* _Exercise prompt_: From the first line to the last, copy the material word for word; pictures stay out.

Exercise inputs section start

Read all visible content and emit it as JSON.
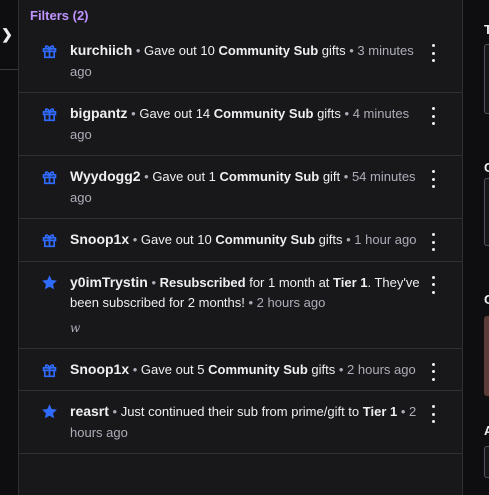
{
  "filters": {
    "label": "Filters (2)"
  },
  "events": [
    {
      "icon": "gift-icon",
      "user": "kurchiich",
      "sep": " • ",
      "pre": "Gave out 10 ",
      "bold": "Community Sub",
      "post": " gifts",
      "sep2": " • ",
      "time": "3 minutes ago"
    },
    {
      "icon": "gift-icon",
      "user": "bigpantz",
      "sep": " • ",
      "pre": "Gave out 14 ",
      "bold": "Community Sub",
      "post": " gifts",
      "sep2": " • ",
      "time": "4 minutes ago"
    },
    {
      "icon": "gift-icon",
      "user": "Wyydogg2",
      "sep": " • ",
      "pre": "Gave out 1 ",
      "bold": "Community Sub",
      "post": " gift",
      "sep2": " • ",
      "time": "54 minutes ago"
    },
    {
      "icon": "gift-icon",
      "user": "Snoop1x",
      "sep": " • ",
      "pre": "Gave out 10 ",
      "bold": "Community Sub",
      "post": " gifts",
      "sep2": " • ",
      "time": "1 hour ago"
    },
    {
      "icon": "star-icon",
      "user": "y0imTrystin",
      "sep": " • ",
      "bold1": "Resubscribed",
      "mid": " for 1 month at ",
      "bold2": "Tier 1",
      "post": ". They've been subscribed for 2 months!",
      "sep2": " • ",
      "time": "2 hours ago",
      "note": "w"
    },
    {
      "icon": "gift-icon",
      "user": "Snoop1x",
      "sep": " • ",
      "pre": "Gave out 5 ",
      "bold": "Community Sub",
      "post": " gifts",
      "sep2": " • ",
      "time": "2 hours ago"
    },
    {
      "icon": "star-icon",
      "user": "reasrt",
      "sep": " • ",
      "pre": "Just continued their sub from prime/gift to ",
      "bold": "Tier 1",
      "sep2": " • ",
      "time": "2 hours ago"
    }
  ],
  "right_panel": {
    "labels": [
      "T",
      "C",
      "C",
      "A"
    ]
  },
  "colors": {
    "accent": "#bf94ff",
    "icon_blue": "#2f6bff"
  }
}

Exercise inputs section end

* _Worked solution_:
Read all visible content and emit it as JSON.
{
  "filters": {
    "label": "Filters (2)"
  },
  "events": [
    {
      "icon": "gift-icon",
      "user": "kurchiich",
      "sep": " • ",
      "pre": "Gave out 10 ",
      "bold": "Community Sub",
      "post": " gifts",
      "sep2": " • ",
      "time": "3 minutes ago"
    },
    {
      "icon": "gift-icon",
      "user": "bigpantz",
      "sep": " • ",
      "pre": "Gave out 14 ",
      "bold": "Community Sub",
      "post": " gifts",
      "sep2": " • ",
      "time": "4 minutes ago"
    },
    {
      "icon": "gift-icon",
      "user": "Wyydogg2",
      "sep": " • ",
      "pre": "Gave out 1 ",
      "bold": "Community Sub",
      "post": " gift",
      "sep2": " • ",
      "time": "54 minutes ago"
    },
    {
      "icon": "gift-icon",
      "user": "Snoop1x",
      "sep": " • ",
      "pre": "Gave out 10 ",
      "bold": "Community Sub",
      "post": " gifts",
      "sep2": " • ",
      "time": "1 hour ago"
    },
    {
      "icon": "star-icon",
      "user": "y0imTrystin",
      "sep": " • ",
      "bold1": "Resubscribed",
      "mid": " for 1 month at ",
      "bold2": "Tier 1",
      "post": ". They've been subscribed for 2 months!",
      "sep2": " • ",
      "time": "2 hours ago",
      "note": "w"
    },
    {
      "icon": "gift-icon",
      "user": "Snoop1x",
      "sep": " • ",
      "pre": "Gave out 5 ",
      "bold": "Community Sub",
      "post": " gifts",
      "sep2": " • ",
      "time": "2 hours ago"
    },
    {
      "icon": "star-icon",
      "user": "reasrt",
      "sep": " • ",
      "pre": "Just continued their sub from prime/gift to ",
      "bold": "Tier 1",
      "sep2": " • ",
      "time": "2 hours ago"
    }
  ],
  "right_panel": {
    "labels": [
      "T",
      "C",
      "C",
      "A"
    ]
  },
  "colors": {
    "accent": "#bf94ff",
    "icon_blue": "#2f6bff"
  }
}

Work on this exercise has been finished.